Task to carry out:
What is needed is an exact repeat of the entries, with no pictures in it.

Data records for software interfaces
※ ※ ※
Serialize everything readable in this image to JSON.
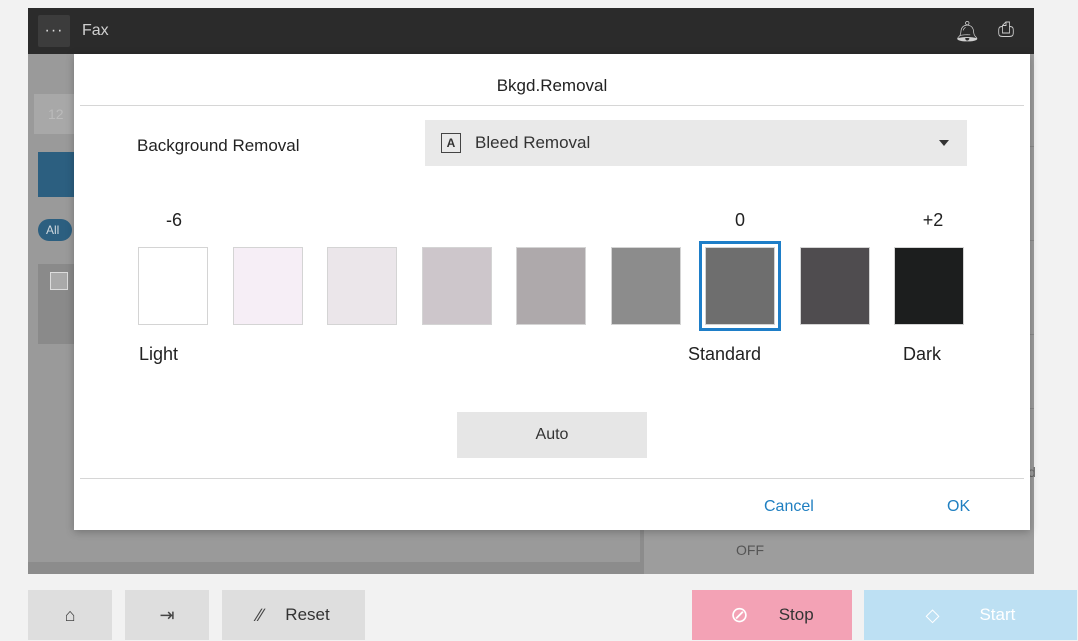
{
  "topbar": {
    "menu_label": "···",
    "title": "Fax",
    "icons": [
      "bell-icon",
      "status-icon"
    ]
  },
  "background": {
    "field_value": "12",
    "all_badge": "All",
    "memory_value": "OFF",
    "right_stub": "d"
  },
  "modal": {
    "title": "Bkgd.Removal",
    "bg_label": "Background Removal",
    "select_icon": "A",
    "select_value": "Bleed Removal",
    "scale_labels": {
      "left": "-6",
      "standard": "0",
      "right": "+2"
    },
    "end_labels": {
      "light": "Light",
      "standard": "Standard",
      "dark": "Dark"
    },
    "levels": [
      "#ffffff",
      "#f6eef6",
      "#ebe6ea",
      "#cdc6cb",
      "#aea9ab",
      "#8c8c8c",
      "#6e6e6e",
      "#4f4c4f",
      "#1c1e1e"
    ],
    "selected_index": 6,
    "auto_label": "Auto",
    "cancel_label": "Cancel",
    "ok_label": "OK"
  },
  "bottom": {
    "reset_label": "Reset",
    "stop_label": "Stop",
    "start_label": "Start"
  },
  "colors": {
    "accent": "#1e7ec8",
    "stop": "#f3a2b5",
    "start": "#bde0f3"
  }
}
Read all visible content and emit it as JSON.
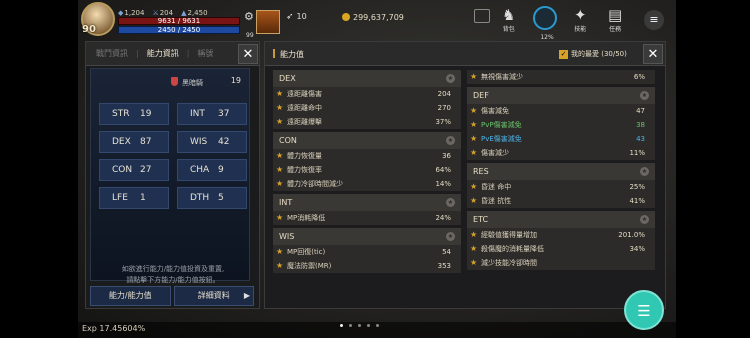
{
  "hud": {
    "level": "90",
    "stat_a": "1,204",
    "stat_b": "204",
    "stat_c": "2,450",
    "hp": "9631 / 9631",
    "mp": "2450 / 2450",
    "potion_count": "99",
    "feather_count": "10",
    "gold": "299,637,709",
    "menu_a_label": "背包",
    "circle_label": "12%",
    "skills_label": "技能",
    "quest_label": "任務"
  },
  "left_panel": {
    "tabs": [
      "戰鬥資訊",
      "能力資訊",
      "稱號"
    ],
    "badge_label": "黑暗騎",
    "badge_value": "19",
    "stats": [
      {
        "key": "STR",
        "value": "19"
      },
      {
        "key": "INT",
        "value": "37"
      },
      {
        "key": "DEX",
        "value": "87"
      },
      {
        "key": "WIS",
        "value": "42"
      },
      {
        "key": "CON",
        "value": "27"
      },
      {
        "key": "CHA",
        "value": "9"
      },
      {
        "key": "LFE",
        "value": "1"
      },
      {
        "key": "DTH",
        "value": "5"
      }
    ],
    "hint_line1": "如欲進行能力/能力值投資及重置,",
    "hint_line2": "請點擊下方能力/能力值按鈕。",
    "btn_ability": "能力/能力值",
    "btn_detail": "詳細資料"
  },
  "right_panel": {
    "title": "能力值",
    "favorite": "我的最愛 (30/50)",
    "left_sections": [
      {
        "name": "DEX",
        "rows": [
          {
            "label": "遠距離傷害",
            "value": "204"
          },
          {
            "label": "遠距離命中",
            "value": "270"
          },
          {
            "label": "遠距離爆擊",
            "value": "37%"
          }
        ]
      },
      {
        "name": "CON",
        "rows": [
          {
            "label": "體力恢復量",
            "value": "36"
          },
          {
            "label": "體力恢復率",
            "value": "64%"
          },
          {
            "label": "體力冷卻時間減少",
            "value": "14%"
          }
        ]
      },
      {
        "name": "INT",
        "rows": [
          {
            "label": "MP消耗降低",
            "value": "24%"
          }
        ]
      },
      {
        "name": "WIS",
        "rows": [
          {
            "label": "MP回復(tic)",
            "value": "54"
          },
          {
            "label": "魔法防禦(MR)",
            "value": "353"
          }
        ]
      }
    ],
    "right_sections": [
      {
        "name": "",
        "rows": [
          {
            "label": "無視傷害減少",
            "value": "6%"
          }
        ]
      },
      {
        "name": "DEF",
        "rows": [
          {
            "label": "傷害減免",
            "value": "47",
            "tone": "normal"
          },
          {
            "label": "PvP傷害減免",
            "value": "38",
            "tone": "green"
          },
          {
            "label": "PvE傷害減免",
            "value": "43",
            "tone": "blue"
          },
          {
            "label": "傷害減少",
            "value": "11%",
            "tone": "normal"
          }
        ]
      },
      {
        "name": "RES",
        "rows": [
          {
            "label": "昏迷 命中",
            "value": "25%"
          },
          {
            "label": "昏迷 抗性",
            "value": "41%"
          }
        ]
      },
      {
        "name": "ETC",
        "rows": [
          {
            "label": "經驗值獲得量增加",
            "value": "201.0%"
          },
          {
            "label": "殺傷魔的消耗量降低",
            "value": "34%"
          },
          {
            "label": "減少技能冷卻時間",
            "value": ""
          }
        ]
      }
    ]
  },
  "exp": "Exp 17.45604%",
  "colors": {
    "accent": "#d7a22a",
    "pvp": "#6bc46b",
    "pve": "#4fb3e8",
    "fab": "#31c8b3"
  }
}
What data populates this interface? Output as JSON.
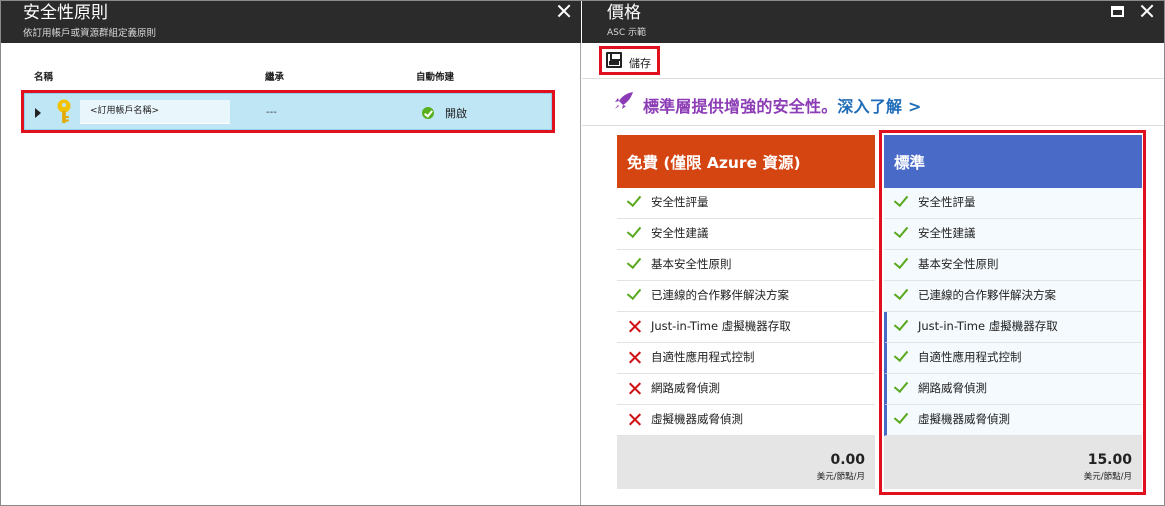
{
  "left_blade": {
    "title": "安全性原則",
    "subtitle": "依訂用帳戶或資源群組定義原則",
    "columns": {
      "name": "名稱",
      "inherit": "繼承",
      "provisioning": "自動佈建"
    },
    "row": {
      "name": "<訂用帳戶名稱>",
      "inherit": "---",
      "status": "開啟"
    }
  },
  "right_blade": {
    "title": "價格",
    "subtitle": "ASC 示範",
    "toolbar": {
      "save_label": "儲存"
    },
    "promo": {
      "text": "標準層提供增強的安全性。",
      "link": "深入了解 >"
    },
    "tiers": [
      {
        "name": "免費 (僅限 Azure 資源)",
        "color": "#d44512",
        "features": [
          {
            "label": "安全性評量",
            "included": true
          },
          {
            "label": "安全性建議",
            "included": true
          },
          {
            "label": "基本安全性原則",
            "included": true
          },
          {
            "label": "已連線的合作夥伴解決方案",
            "included": true
          },
          {
            "label": "Just-in-Time 虛擬機器存取",
            "included": false
          },
          {
            "label": "自適性應用程式控制",
            "included": false
          },
          {
            "label": "網路威脅偵測",
            "included": false
          },
          {
            "label": "虛擬機器威脅偵測",
            "included": false
          }
        ],
        "price": "0.00",
        "unit": "美元/節點/月"
      },
      {
        "name": "標準",
        "color": "#4a6ac8",
        "features": [
          {
            "label": "安全性評量",
            "included": true
          },
          {
            "label": "安全性建議",
            "included": true
          },
          {
            "label": "基本安全性原則",
            "included": true
          },
          {
            "label": "已連線的合作夥伴解決方案",
            "included": true
          },
          {
            "label": "Just-in-Time 虛擬機器存取",
            "included": true
          },
          {
            "label": "自適性應用程式控制",
            "included": true
          },
          {
            "label": "網路威脅偵測",
            "included": true
          },
          {
            "label": "虛擬機器威脅偵測",
            "included": true
          }
        ],
        "price": "15.00",
        "unit": "美元/節點/月"
      }
    ]
  },
  "colors": {
    "highlight_frame": "#e0101e",
    "row_selected": "#bfe6f5",
    "header_bg": "#2b2b2b",
    "promo_purple": "#8c3cb5",
    "link_blue": "#1f6cb8"
  }
}
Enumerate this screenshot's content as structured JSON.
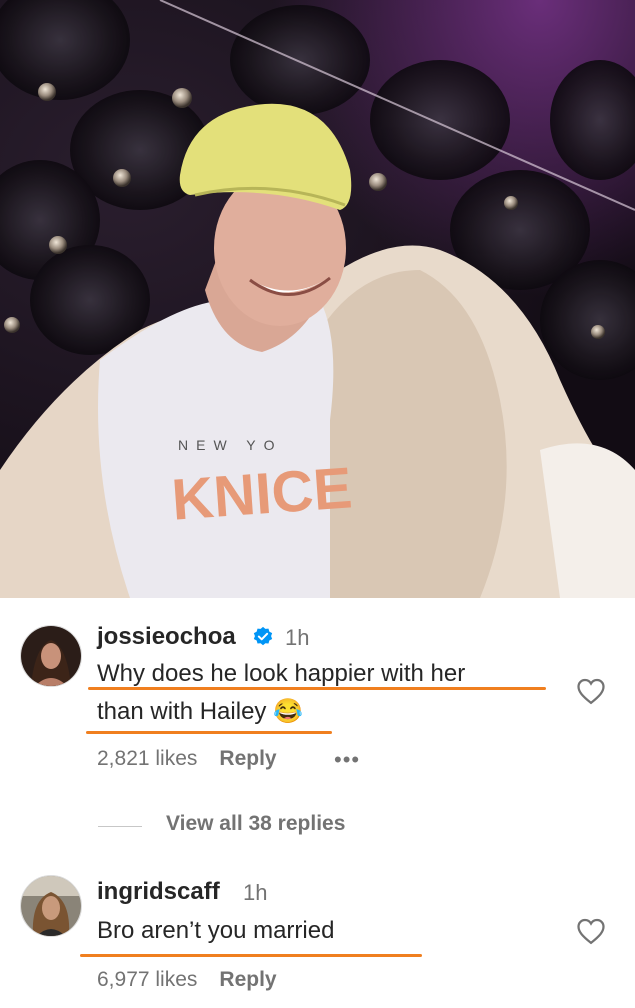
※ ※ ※
Response:
Serialize everything readable in this image to JSON.
{
  "topbar": {
    "menu_label": "···",
    "title": "Fax",
    "icons": [
      "bell-icon",
      "status-icon"
    ]
  },
  "background": {
    "field_value": "12",
    "all_badge": "All",
    "memory_value": "OFF",
    "right_stub": "d"
  },
  "modal": {
    "title": "Bkgd.Removal",
    "bg_label": "Background Removal",
    "select_icon": "A",
    "select_value": "Bleed Removal",
    "scale_labels": {
      "left": "-6",
      "standard": "0",
      "right": "+2"
    },
    "end_labels": {
      "light": "Light",
      "standard": "Standard",
      "dark": "Dark"
    },
    "levels": [
      "#ffffff",
      "#f6eef6",
      "#ebe6ea",
      "#cdc6cb",
      "#aea9ab",
      "#8c8c8c",
      "#6e6e6e",
      "#4f4c4f",
      "#1c1e1e"
    ],
    "selected_index": 6,
    "auto_label": "Auto",
    "cancel_label": "Cancel",
    "ok_label": "OK"
  },
  "bottom": {
    "reset_label": "Reset",
    "stop_label": "Stop",
    "start_label": "Start"
  },
  "colors": {
    "accent": "#1e7ec8",
    "stop": "#f3a2b5",
    "start": "#bde0f3"
  }
}
Read all visible content and emit it as JSON.
{
  "hud": {
    "level": "90",
    "stat_a": "1,204",
    "stat_b": "204",
    "stat_c": "2,450",
    "hp": "9631 / 9631",
    "mp": "2450 / 2450",
    "potion_count": "99",
    "feather_count": "10",
    "gold": "299,637,709",
    "menu_a_label": "背包",
    "circle_label": "12%",
    "skills_label": "技能",
    "quest_label": "任務"
  },
  "left_panel": {
    "tabs": [
      "戰鬥資訊",
      "能力資訊",
      "稱號"
    ],
    "badge_label": "黑暗騎",
    "badge_value": "19",
    "stats": [
      {
        "key": "STR",
        "value": "19"
      },
      {
        "key": "INT",
        "value": "37"
      },
      {
        "key": "DEX",
        "value": "87"
      },
      {
        "key": "WIS",
        "value": "42"
      },
      {
        "key": "CON",
        "value": "27"
      },
      {
        "key": "CHA",
        "value": "9"
      },
      {
        "key": "LFE",
        "value": "1"
      },
      {
        "key": "DTH",
        "value": "5"
      }
    ],
    "hint_line1": "如欲進行能力/能力值投資及重置,",
    "hint_line2": "請點擊下方能力/能力值按鈕。",
    "btn_ability": "能力/能力值",
    "btn_detail": "詳細資料"
  },
  "right_panel": {
    "title": "能力值",
    "favorite": "我的最愛 (30/50)",
    "left_sections": [
      {
        "name": "DEX",
        "rows": [
          {
            "label": "遠距離傷害",
            "value": "204"
          },
          {
            "label": "遠距離命中",
            "value": "270"
          },
          {
            "label": "遠距離爆擊",
            "value": "37%"
          }
        ]
      },
      {
        "name": "CON",
        "rows": [
          {
            "label": "體力恢復量",
            "value": "36"
          },
          {
            "label": "體力恢復率",
            "value": "64%"
          },
          {
            "label": "體力冷卻時間減少",
            "value": "14%"
          }
        ]
      },
      {
        "name": "INT",
        "rows": [
          {
            "label": "MP消耗降低",
            "value": "24%"
          }
        ]
      },
      {
        "name": "WIS",
        "rows": [
          {
            "label": "MP回復(tic)",
            "value": "54"
          },
          {
            "label": "魔法防禦(MR)",
            "value": "353"
          }
        ]
      }
    ],
    "right_sections": [
      {
        "name": "",
        "rows": [
          {
            "label": "無視傷害減少",
            "value": "6%"
          }
        ]
      },
      {
        "name": "DEF",
        "rows": [
          {
            "label": "傷害減免",
            "value": "47",
            "tone": "normal"
          },
          {
            "label": "PvP傷害減免",
            "value": "38",
            "tone": "green"
          },
          {
            "label": "PvE傷害減免",
            "value": "43",
            "tone": "blue"
          },
          {
            "label": "傷害減少",
            "value": "11%",
            "tone": "normal"
          }
        ]
      },
      {
        "name": "RES",
        "rows": [
          {
            "label": "昏迷 命中",
            "value": "25%"
          },
          {
            "label": "昏迷 抗性",
            "value": "41%"
          }
        ]
      },
      {
        "name": "ETC",
        "rows": [
          {
            "label": "經驗值獲得量增加",
            "value": "201.0%"
          },
          {
            "label": "殺傷魔的消耗量降低",
            "value": "34%"
          },
          {
            "label": "減少技能冷卻時間",
            "value": ""
          }
        ]
      }
    ]
  },
  "exp": "Exp 17.45604%",
  "colors": {
    "accent": "#d7a22a",
    "pvp": "#6bc46b",
    "pve": "#4fb3e8",
    "fab": "#31c8b3"
  }
}
What data populates this interface? Output as JSON.
{
  "left_blade": {
    "title": "安全性原則",
    "subtitle": "依訂用帳戶或資源群組定義原則",
    "columns": {
      "name": "名稱",
      "inherit": "繼承",
      "provisioning": "自動佈建"
    },
    "row": {
      "name": "<訂用帳戶名稱>",
      "inherit": "---",
      "status": "開啟"
    }
  },
  "right_blade": {
    "title": "價格",
    "subtitle": "ASC 示範",
    "toolbar": {
      "save_label": "儲存"
    },
    "promo": {
      "text": "標準層提供增強的安全性。",
      "link": "深入了解 >"
    },
    "tiers": [
      {
        "name": "免費 (僅限 Azure 資源)",
        "color": "#d44512",
        "features": [
          {
            "label": "安全性評量",
            "included": true
          },
          {
            "label": "安全性建議",
            "included": true
          },
          {
            "label": "基本安全性原則",
            "included": true
          },
          {
            "label": "已連線的合作夥伴解決方案",
            "included": true
          },
          {
            "label": "Just-in-Time 虛擬機器存取",
            "included": false
          },
          {
            "label": "自適性應用程式控制",
            "included": false
          },
          {
            "label": "網路威脅偵測",
            "included": false
          },
          {
            "label": "虛擬機器威脅偵測",
            "included": false
          }
        ],
        "price": "0.00",
        "unit": "美元/節點/月"
      },
      {
        "name": "標準",
        "color": "#4a6ac8",
        "features": [
          {
            "label": "安全性評量",
            "included": true
          },
          {
            "label": "安全性建議",
            "included": true
          },
          {
            "label": "基本安全性原則",
            "included": true
          },
          {
            "label": "已連線的合作夥伴解決方案",
            "included": true
          },
          {
            "label": "Just-in-Time 虛擬機器存取",
            "included": true
          },
          {
            "label": "自適性應用程式控制",
            "included": true
          },
          {
            "label": "網路威脅偵測",
            "included": true
          },
          {
            "label": "虛擬機器威脅偵測",
            "included": true
          }
        ],
        "price": "15.00",
        "unit": "美元/節點/月"
      }
    ]
  },
  "colors": {
    "highlight_frame": "#e0101e",
    "row_selected": "#bfe6f5",
    "header_bg": "#2b2b2b",
    "promo_purple": "#8c3cb5",
    "link_blue": "#1f6cb8"
  }
}
Enumerate this screenshot's content as structured JSON.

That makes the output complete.